**Exercise:** Each line below that contains the word "title" is to be counted; give only the final number.

**Entries shown:**
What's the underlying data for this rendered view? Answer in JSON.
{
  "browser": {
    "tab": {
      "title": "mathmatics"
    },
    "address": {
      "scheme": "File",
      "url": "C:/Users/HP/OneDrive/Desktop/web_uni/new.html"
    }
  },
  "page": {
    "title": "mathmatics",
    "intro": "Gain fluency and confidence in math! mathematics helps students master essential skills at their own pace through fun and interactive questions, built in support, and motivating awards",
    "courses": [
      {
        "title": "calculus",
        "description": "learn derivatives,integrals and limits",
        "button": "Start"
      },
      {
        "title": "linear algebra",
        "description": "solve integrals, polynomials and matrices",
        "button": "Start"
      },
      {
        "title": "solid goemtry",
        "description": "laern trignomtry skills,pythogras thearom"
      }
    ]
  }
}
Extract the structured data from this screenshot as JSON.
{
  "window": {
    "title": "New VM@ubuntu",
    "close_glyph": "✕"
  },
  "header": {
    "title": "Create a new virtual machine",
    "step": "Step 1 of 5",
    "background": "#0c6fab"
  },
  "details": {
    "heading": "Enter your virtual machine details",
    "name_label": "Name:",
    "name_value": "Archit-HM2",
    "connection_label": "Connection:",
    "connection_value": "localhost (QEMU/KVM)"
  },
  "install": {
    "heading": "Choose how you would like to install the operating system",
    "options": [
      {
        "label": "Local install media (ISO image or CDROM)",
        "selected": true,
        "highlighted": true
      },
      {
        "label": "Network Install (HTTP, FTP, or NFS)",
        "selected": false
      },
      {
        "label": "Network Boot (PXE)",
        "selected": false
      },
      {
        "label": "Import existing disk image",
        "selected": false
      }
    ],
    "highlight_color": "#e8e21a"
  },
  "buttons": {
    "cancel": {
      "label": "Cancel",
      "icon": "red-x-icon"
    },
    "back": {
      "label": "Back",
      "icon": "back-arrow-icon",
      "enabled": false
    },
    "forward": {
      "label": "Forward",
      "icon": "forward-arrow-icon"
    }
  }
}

**Finished exercise:** 7